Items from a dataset
+ + +
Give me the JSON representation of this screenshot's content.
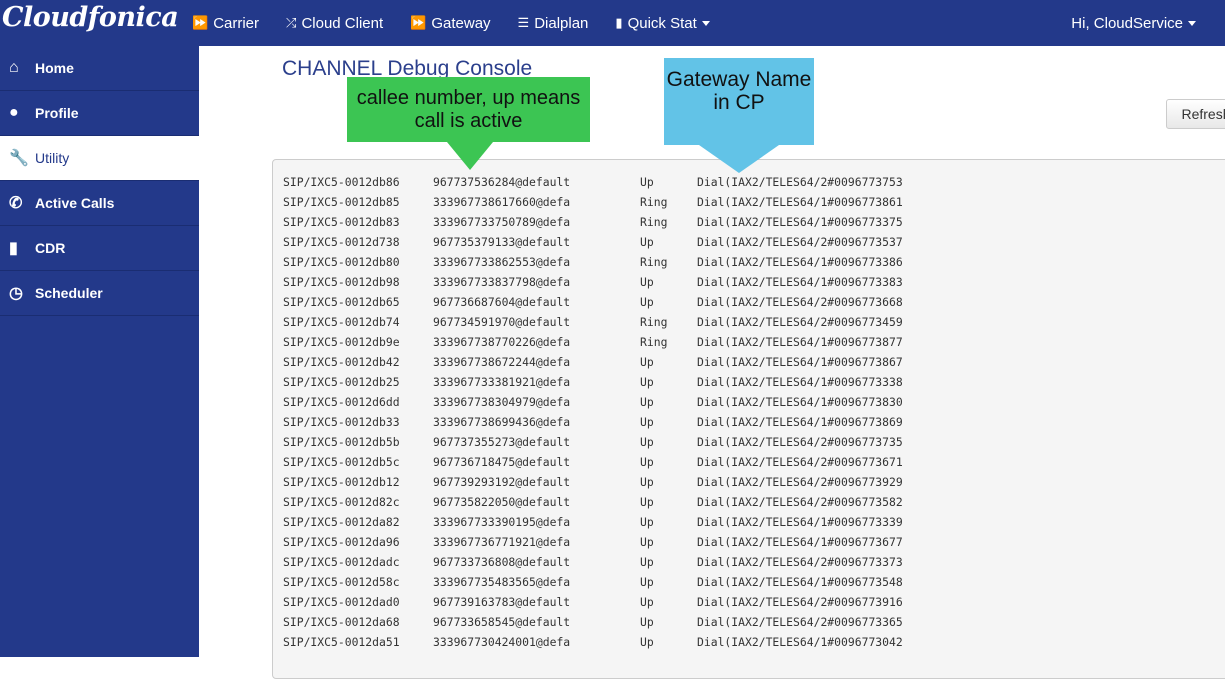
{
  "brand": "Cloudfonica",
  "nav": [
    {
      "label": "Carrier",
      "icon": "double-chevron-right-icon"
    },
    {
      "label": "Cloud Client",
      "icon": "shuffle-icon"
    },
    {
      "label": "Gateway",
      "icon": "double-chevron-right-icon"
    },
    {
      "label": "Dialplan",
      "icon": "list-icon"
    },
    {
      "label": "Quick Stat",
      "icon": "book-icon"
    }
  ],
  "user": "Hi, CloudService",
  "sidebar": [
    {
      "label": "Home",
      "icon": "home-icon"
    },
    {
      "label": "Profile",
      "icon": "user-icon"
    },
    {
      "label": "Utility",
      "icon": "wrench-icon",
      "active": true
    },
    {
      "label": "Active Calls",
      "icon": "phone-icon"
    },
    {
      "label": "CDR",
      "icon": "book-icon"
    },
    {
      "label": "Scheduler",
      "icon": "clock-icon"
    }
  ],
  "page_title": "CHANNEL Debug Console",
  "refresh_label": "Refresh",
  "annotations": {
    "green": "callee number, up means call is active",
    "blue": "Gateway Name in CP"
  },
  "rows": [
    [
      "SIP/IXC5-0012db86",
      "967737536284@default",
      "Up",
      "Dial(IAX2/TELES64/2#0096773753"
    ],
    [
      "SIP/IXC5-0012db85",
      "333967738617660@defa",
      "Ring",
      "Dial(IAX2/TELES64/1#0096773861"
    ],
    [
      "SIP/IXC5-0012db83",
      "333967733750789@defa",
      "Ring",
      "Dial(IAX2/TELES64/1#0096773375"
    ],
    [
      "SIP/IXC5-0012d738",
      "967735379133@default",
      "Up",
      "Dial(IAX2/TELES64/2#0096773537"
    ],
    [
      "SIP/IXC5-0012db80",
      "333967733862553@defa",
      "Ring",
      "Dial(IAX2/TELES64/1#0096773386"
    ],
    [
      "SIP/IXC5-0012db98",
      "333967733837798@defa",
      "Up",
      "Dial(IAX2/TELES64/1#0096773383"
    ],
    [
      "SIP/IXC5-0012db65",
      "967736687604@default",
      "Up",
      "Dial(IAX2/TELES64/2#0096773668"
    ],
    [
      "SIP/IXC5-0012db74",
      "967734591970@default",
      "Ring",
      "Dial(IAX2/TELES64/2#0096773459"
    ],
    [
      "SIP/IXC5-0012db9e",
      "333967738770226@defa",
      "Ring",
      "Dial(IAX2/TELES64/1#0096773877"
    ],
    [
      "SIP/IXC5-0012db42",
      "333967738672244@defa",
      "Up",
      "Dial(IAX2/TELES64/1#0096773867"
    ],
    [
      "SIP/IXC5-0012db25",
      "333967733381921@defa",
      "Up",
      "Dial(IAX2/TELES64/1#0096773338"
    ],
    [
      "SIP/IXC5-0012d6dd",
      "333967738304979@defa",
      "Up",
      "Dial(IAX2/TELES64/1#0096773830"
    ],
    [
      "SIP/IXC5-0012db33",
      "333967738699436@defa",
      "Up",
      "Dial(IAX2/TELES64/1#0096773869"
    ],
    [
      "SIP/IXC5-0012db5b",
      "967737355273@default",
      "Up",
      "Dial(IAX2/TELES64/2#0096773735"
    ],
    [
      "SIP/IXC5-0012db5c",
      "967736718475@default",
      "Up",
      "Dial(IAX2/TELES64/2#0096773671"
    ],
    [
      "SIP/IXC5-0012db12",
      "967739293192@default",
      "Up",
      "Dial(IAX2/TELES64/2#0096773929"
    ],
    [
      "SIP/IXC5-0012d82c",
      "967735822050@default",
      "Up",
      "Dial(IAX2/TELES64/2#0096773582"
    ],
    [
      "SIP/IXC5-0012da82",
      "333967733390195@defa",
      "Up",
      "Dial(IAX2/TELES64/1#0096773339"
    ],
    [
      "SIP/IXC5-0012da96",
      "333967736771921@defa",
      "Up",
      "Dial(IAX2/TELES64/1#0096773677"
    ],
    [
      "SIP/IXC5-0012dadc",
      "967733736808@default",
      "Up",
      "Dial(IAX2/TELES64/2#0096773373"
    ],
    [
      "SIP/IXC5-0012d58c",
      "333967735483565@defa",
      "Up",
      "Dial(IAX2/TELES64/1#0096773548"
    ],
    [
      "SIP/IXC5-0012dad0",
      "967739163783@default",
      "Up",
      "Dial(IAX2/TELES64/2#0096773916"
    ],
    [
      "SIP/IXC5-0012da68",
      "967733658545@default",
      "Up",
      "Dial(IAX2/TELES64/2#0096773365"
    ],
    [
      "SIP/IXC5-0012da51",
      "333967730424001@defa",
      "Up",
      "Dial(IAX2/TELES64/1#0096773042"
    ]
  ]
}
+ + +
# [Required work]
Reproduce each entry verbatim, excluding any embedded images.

# [Output]
Give me the JSON representation of this screenshot's content.
{
  "brand": "Cloudfonica",
  "nav": [
    {
      "label": "Carrier",
      "icon": "double-chevron-right-icon"
    },
    {
      "label": "Cloud Client",
      "icon": "shuffle-icon"
    },
    {
      "label": "Gateway",
      "icon": "double-chevron-right-icon"
    },
    {
      "label": "Dialplan",
      "icon": "list-icon"
    },
    {
      "label": "Quick Stat",
      "icon": "book-icon"
    }
  ],
  "user": "Hi, CloudService",
  "sidebar": [
    {
      "label": "Home",
      "icon": "home-icon"
    },
    {
      "label": "Profile",
      "icon": "user-icon"
    },
    {
      "label": "Utility",
      "icon": "wrench-icon",
      "active": true
    },
    {
      "label": "Active Calls",
      "icon": "phone-icon"
    },
    {
      "label": "CDR",
      "icon": "book-icon"
    },
    {
      "label": "Scheduler",
      "icon": "clock-icon"
    }
  ],
  "page_title": "CHANNEL Debug Console",
  "refresh_label": "Refresh",
  "annotations": {
    "green": "callee number, up means call is active",
    "blue": "Gateway Name in CP"
  },
  "rows": [
    [
      "SIP/IXC5-0012db86",
      "967737536284@default",
      "Up",
      "Dial(IAX2/TELES64/2#0096773753"
    ],
    [
      "SIP/IXC5-0012db85",
      "333967738617660@defa",
      "Ring",
      "Dial(IAX2/TELES64/1#0096773861"
    ],
    [
      "SIP/IXC5-0012db83",
      "333967733750789@defa",
      "Ring",
      "Dial(IAX2/TELES64/1#0096773375"
    ],
    [
      "SIP/IXC5-0012d738",
      "967735379133@default",
      "Up",
      "Dial(IAX2/TELES64/2#0096773537"
    ],
    [
      "SIP/IXC5-0012db80",
      "333967733862553@defa",
      "Ring",
      "Dial(IAX2/TELES64/1#0096773386"
    ],
    [
      "SIP/IXC5-0012db98",
      "333967733837798@defa",
      "Up",
      "Dial(IAX2/TELES64/1#0096773383"
    ],
    [
      "SIP/IXC5-0012db65",
      "967736687604@default",
      "Up",
      "Dial(IAX2/TELES64/2#0096773668"
    ],
    [
      "SIP/IXC5-0012db74",
      "967734591970@default",
      "Ring",
      "Dial(IAX2/TELES64/2#0096773459"
    ],
    [
      "SIP/IXC5-0012db9e",
      "333967738770226@defa",
      "Ring",
      "Dial(IAX2/TELES64/1#0096773877"
    ],
    [
      "SIP/IXC5-0012db42",
      "333967738672244@defa",
      "Up",
      "Dial(IAX2/TELES64/1#0096773867"
    ],
    [
      "SIP/IXC5-0012db25",
      "333967733381921@defa",
      "Up",
      "Dial(IAX2/TELES64/1#0096773338"
    ],
    [
      "SIP/IXC5-0012d6dd",
      "333967738304979@defa",
      "Up",
      "Dial(IAX2/TELES64/1#0096773830"
    ],
    [
      "SIP/IXC5-0012db33",
      "333967738699436@defa",
      "Up",
      "Dial(IAX2/TELES64/1#0096773869"
    ],
    [
      "SIP/IXC5-0012db5b",
      "967737355273@default",
      "Up",
      "Dial(IAX2/TELES64/2#0096773735"
    ],
    [
      "SIP/IXC5-0012db5c",
      "967736718475@default",
      "Up",
      "Dial(IAX2/TELES64/2#0096773671"
    ],
    [
      "SIP/IXC5-0012db12",
      "967739293192@default",
      "Up",
      "Dial(IAX2/TELES64/2#0096773929"
    ],
    [
      "SIP/IXC5-0012d82c",
      "967735822050@default",
      "Up",
      "Dial(IAX2/TELES64/2#0096773582"
    ],
    [
      "SIP/IXC5-0012da82",
      "333967733390195@defa",
      "Up",
      "Dial(IAX2/TELES64/1#0096773339"
    ],
    [
      "SIP/IXC5-0012da96",
      "333967736771921@defa",
      "Up",
      "Dial(IAX2/TELES64/1#0096773677"
    ],
    [
      "SIP/IXC5-0012dadc",
      "967733736808@default",
      "Up",
      "Dial(IAX2/TELES64/2#0096773373"
    ],
    [
      "SIP/IXC5-0012d58c",
      "333967735483565@defa",
      "Up",
      "Dial(IAX2/TELES64/1#0096773548"
    ],
    [
      "SIP/IXC5-0012dad0",
      "967739163783@default",
      "Up",
      "Dial(IAX2/TELES64/2#0096773916"
    ],
    [
      "SIP/IXC5-0012da68",
      "967733658545@default",
      "Up",
      "Dial(IAX2/TELES64/2#0096773365"
    ],
    [
      "SIP/IXC5-0012da51",
      "333967730424001@defa",
      "Up",
      "Dial(IAX2/TELES64/1#0096773042"
    ]
  ]
}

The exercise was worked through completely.